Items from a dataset
● ● ● ● ●

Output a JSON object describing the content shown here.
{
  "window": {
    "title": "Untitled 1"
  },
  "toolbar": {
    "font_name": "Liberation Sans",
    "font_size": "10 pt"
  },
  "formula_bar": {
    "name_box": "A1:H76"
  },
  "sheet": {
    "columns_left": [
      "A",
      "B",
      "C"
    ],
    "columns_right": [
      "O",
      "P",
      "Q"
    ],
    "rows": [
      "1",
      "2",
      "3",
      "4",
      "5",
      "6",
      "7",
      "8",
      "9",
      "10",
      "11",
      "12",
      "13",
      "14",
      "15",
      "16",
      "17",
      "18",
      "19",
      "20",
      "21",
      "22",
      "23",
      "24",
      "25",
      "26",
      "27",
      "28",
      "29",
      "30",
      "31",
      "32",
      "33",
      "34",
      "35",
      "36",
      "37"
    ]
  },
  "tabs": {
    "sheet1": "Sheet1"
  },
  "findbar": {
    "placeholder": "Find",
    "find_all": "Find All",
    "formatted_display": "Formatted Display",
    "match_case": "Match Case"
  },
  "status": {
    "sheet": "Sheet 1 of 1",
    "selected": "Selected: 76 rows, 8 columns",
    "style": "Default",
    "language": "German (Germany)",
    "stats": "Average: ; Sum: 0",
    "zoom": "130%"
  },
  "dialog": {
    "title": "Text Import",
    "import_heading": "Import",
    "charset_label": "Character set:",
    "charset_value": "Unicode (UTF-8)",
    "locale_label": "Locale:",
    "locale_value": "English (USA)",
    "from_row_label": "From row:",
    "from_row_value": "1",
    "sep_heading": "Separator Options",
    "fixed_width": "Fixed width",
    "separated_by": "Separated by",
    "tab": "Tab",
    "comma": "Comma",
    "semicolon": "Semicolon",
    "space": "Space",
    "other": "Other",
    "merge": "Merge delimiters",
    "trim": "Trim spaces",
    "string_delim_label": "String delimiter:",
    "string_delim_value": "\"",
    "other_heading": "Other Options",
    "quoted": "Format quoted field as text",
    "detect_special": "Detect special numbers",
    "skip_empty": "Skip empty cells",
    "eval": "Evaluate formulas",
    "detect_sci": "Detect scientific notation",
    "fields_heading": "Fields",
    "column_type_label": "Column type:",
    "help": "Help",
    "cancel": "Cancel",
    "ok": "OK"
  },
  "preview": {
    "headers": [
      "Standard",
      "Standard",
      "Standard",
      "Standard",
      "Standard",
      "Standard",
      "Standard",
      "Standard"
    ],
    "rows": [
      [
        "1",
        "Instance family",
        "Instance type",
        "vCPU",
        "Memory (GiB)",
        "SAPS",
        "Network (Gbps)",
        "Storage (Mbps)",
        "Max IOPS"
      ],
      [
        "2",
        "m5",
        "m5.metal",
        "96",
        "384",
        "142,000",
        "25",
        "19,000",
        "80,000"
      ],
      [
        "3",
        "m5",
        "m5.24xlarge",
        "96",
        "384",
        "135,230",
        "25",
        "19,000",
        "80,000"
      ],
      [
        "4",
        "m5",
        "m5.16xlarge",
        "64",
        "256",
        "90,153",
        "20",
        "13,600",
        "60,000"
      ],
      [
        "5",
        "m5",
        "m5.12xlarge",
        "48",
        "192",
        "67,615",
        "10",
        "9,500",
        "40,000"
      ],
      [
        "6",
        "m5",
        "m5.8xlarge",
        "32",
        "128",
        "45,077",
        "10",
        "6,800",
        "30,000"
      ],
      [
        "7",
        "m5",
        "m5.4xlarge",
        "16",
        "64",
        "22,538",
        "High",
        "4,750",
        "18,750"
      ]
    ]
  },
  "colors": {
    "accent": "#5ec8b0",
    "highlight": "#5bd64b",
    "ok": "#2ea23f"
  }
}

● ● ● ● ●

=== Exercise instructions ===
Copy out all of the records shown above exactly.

=== Written response ===
Output a JSON object describing the content shown here.
{
  "window": {
    "title": "Untitled 1"
  },
  "toolbar": {
    "font_name": "Liberation Sans",
    "font_size": "10 pt"
  },
  "formula_bar": {
    "name_box": "A1:H76"
  },
  "sheet": {
    "columns_left": [
      "A",
      "B",
      "C"
    ],
    "columns_right": [
      "O",
      "P",
      "Q"
    ],
    "rows": [
      "1",
      "2",
      "3",
      "4",
      "5",
      "6",
      "7",
      "8",
      "9",
      "10",
      "11",
      "12",
      "13",
      "14",
      "15",
      "16",
      "17",
      "18",
      "19",
      "20",
      "21",
      "22",
      "23",
      "24",
      "25",
      "26",
      "27",
      "28",
      "29",
      "30",
      "31",
      "32",
      "33",
      "34",
      "35",
      "36",
      "37"
    ]
  },
  "tabs": {
    "sheet1": "Sheet1"
  },
  "findbar": {
    "placeholder": "Find",
    "find_all": "Find All",
    "formatted_display": "Formatted Display",
    "match_case": "Match Case"
  },
  "status": {
    "sheet": "Sheet 1 of 1",
    "selected": "Selected: 76 rows, 8 columns",
    "style": "Default",
    "language": "German (Germany)",
    "stats": "Average: ; Sum: 0",
    "zoom": "130%"
  },
  "dialog": {
    "title": "Text Import",
    "import_heading": "Import",
    "charset_label": "Character set:",
    "charset_value": "Unicode (UTF-8)",
    "locale_label": "Locale:",
    "locale_value": "English (USA)",
    "from_row_label": "From row:",
    "from_row_value": "1",
    "sep_heading": "Separator Options",
    "fixed_width": "Fixed width",
    "separated_by": "Separated by",
    "tab": "Tab",
    "comma": "Comma",
    "semicolon": "Semicolon",
    "space": "Space",
    "other": "Other",
    "merge": "Merge delimiters",
    "trim": "Trim spaces",
    "string_delim_label": "String delimiter:",
    "string_delim_value": "\"",
    "other_heading": "Other Options",
    "quoted": "Format quoted field as text",
    "detect_special": "Detect special numbers",
    "skip_empty": "Skip empty cells",
    "eval": "Evaluate formulas",
    "detect_sci": "Detect scientific notation",
    "fields_heading": "Fields",
    "column_type_label": "Column type:",
    "help": "Help",
    "cancel": "Cancel",
    "ok": "OK"
  },
  "preview": {
    "headers": [
      "Standard",
      "Standard",
      "Standard",
      "Standard",
      "Standard",
      "Standard",
      "Standard",
      "Standard"
    ],
    "rows": [
      [
        "1",
        "Instance family",
        "Instance type",
        "vCPU",
        "Memory (GiB)",
        "SAPS",
        "Network (Gbps)",
        "Storage (Mbps)",
        "Max IOPS"
      ],
      [
        "2",
        "m5",
        "m5.metal",
        "96",
        "384",
        "142,000",
        "25",
        "19,000",
        "80,000"
      ],
      [
        "3",
        "m5",
        "m5.24xlarge",
        "96",
        "384",
        "135,230",
        "25",
        "19,000",
        "80,000"
      ],
      [
        "4",
        "m5",
        "m5.16xlarge",
        "64",
        "256",
        "90,153",
        "20",
        "13,600",
        "60,000"
      ],
      [
        "5",
        "m5",
        "m5.12xlarge",
        "48",
        "192",
        "67,615",
        "10",
        "9,500",
        "40,000"
      ],
      [
        "6",
        "m5",
        "m5.8xlarge",
        "32",
        "128",
        "45,077",
        "10",
        "6,800",
        "30,000"
      ],
      [
        "7",
        "m5",
        "m5.4xlarge",
        "16",
        "64",
        "22,538",
        "High",
        "4,750",
        "18,750"
      ]
    ]
  },
  "colors": {
    "accent": "#5ec8b0",
    "highlight": "#5bd64b",
    "ok": "#2ea23f"
  }
}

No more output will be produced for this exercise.